What is a Reporting Cycle?
Cycles do not just dictate the flow of seasons, the recycling process, or life itself. They are also an essential aspect of our society’s financial and economic structure. Companies are required to cyclically report their financial and accounting documents to governing bodies and the public, as a means to communicate and regulate business dealings.
A reporting cycle is the specified time when a business’s financial statements must be recorded and analyzed by internal and external entities to understand its current standing. The cycles are made up of different reporting periods, also known as accounting periods.
When and How Long are the Financial Reporting Cycles?
These financial cycles typically fall under four periods of time. These time frames refer to the different types of reporting periods, as reported on a:
- Monthly basis
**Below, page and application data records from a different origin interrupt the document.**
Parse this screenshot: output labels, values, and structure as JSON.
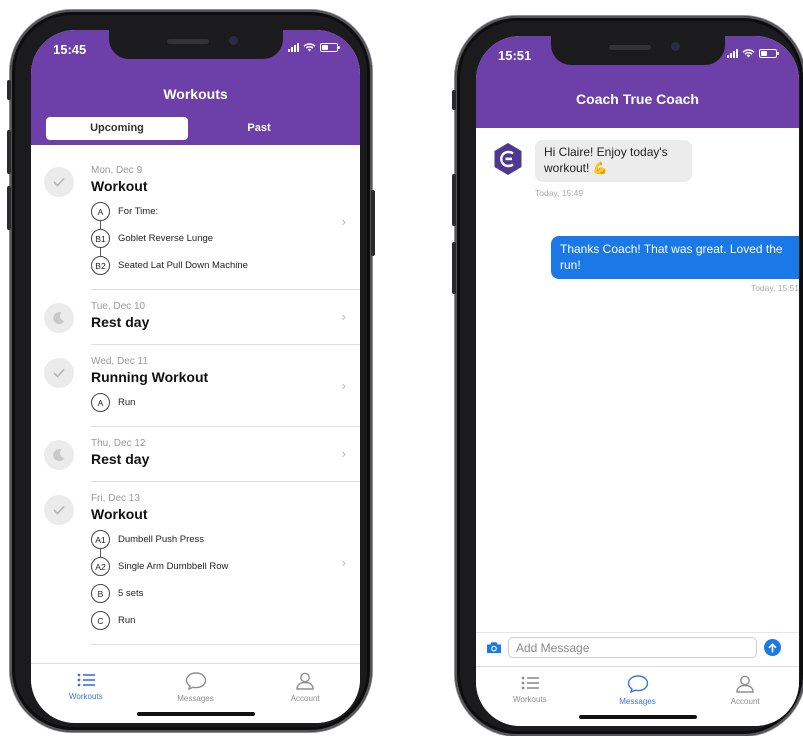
{
  "colors": {
    "brand_purple": "#6d3fa8",
    "accent_blue": "#1a79e6",
    "tab_active": "#3b73e6",
    "muted_grey": "#8e8e93"
  },
  "left_phone": {
    "status_time": "15:45",
    "title": "Workouts",
    "segments": [
      {
        "label": "Upcoming",
        "active": true
      },
      {
        "label": "Past",
        "active": false
      }
    ],
    "days": [
      {
        "date": "Mon, Dec 9",
        "title": "Workout",
        "icon": "check-icon",
        "exercises": [
          {
            "badge": "A",
            "name": "For Time:"
          },
          {
            "badge": "B1",
            "name": "Goblet Reverse Lunge"
          },
          {
            "badge": "B2",
            "name": "Seated Lat Pull Down Machine"
          }
        ]
      },
      {
        "date": "Tue, Dec 10",
        "title": "Rest day",
        "icon": "moon-icon",
        "exercises": []
      },
      {
        "date": "Wed, Dec 11",
        "title": "Running Workout",
        "icon": "check-icon",
        "exercises": [
          {
            "badge": "A",
            "name": "Run"
          }
        ]
      },
      {
        "date": "Thu, Dec 12",
        "title": "Rest day",
        "icon": "moon-icon",
        "exercises": []
      },
      {
        "date": "Fri, Dec 13",
        "title": "Workout",
        "icon": "check-icon",
        "exercises": [
          {
            "badge": "A1",
            "name": "Dumbell Push Press"
          },
          {
            "badge": "A2",
            "name": "Single Arm Dumbbell Row"
          },
          {
            "badge": "B",
            "name": "5 sets"
          },
          {
            "badge": "C",
            "name": "Run"
          }
        ]
      }
    ],
    "tabbar": [
      {
        "label": "Workouts",
        "icon": "list-icon",
        "active": true
      },
      {
        "label": "Messages",
        "icon": "chat-bubble-icon",
        "active": false
      },
      {
        "label": "Account",
        "icon": "user-icon",
        "active": false
      }
    ]
  },
  "right_phone": {
    "status_time": "15:51",
    "title": "Coach True Coach",
    "messages": {
      "incoming": {
        "text": "Hi Claire! Enjoy today's workout! 💪",
        "timestamp": "Today, 15:49"
      },
      "outgoing": {
        "text": "Thanks Coach! That was great. Loved the run!",
        "timestamp": "Today, 15:51"
      }
    },
    "input": {
      "placeholder": "Add Message"
    },
    "tabbar": [
      {
        "label": "Workouts",
        "icon": "list-icon",
        "active": false
      },
      {
        "label": "Messages",
        "icon": "chat-bubble-icon",
        "active": true
      },
      {
        "label": "Account",
        "icon": "user-icon",
        "active": false
      }
    ]
  }
}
- Quarterly basis
- Biyearly basis
- Yearly basis
The calendar year, fiscal year, and reporting year
Annual reporting covers 12 months. If it is measured from January to December, this is a calendar year. Suppose the cycle falls outside December 31; this is referred to as the fiscal year. Such annual periods typically run from March to February or April to March. Corporations can decide for themselves what fiscal year will work best for their reporting.
The reporting year is the year in which the accounting report takes place. The date, year, and accounting period should always be stated within your financial statements each period.
What are the financial reporting cycles relevant to your industry?
Your business’s reporting timeframe will differ depending on the company’s structure, how much revenue it generates, and what kind of industry it is related to. These authorized reporting periods are as follows:
- Monthly Reports: For businesses whose revenue generation is greater than $6 million for a fiscal year or fiscal quarter
- Quarterly Reports: For businesses whose revenue generation is $6 million or less in a fiscal year
- Annual Reports: For businesses whose revenue generation does not exceed $500,000 for a fiscal year
Many seasonal businesses will also opt to report their finances at the end of a fiscal year instead of a calendar year. For example, retail stores will typically file their annual reports in a fiscal year that ends in February so that they can capture their busy season’s revenue generated in December and January.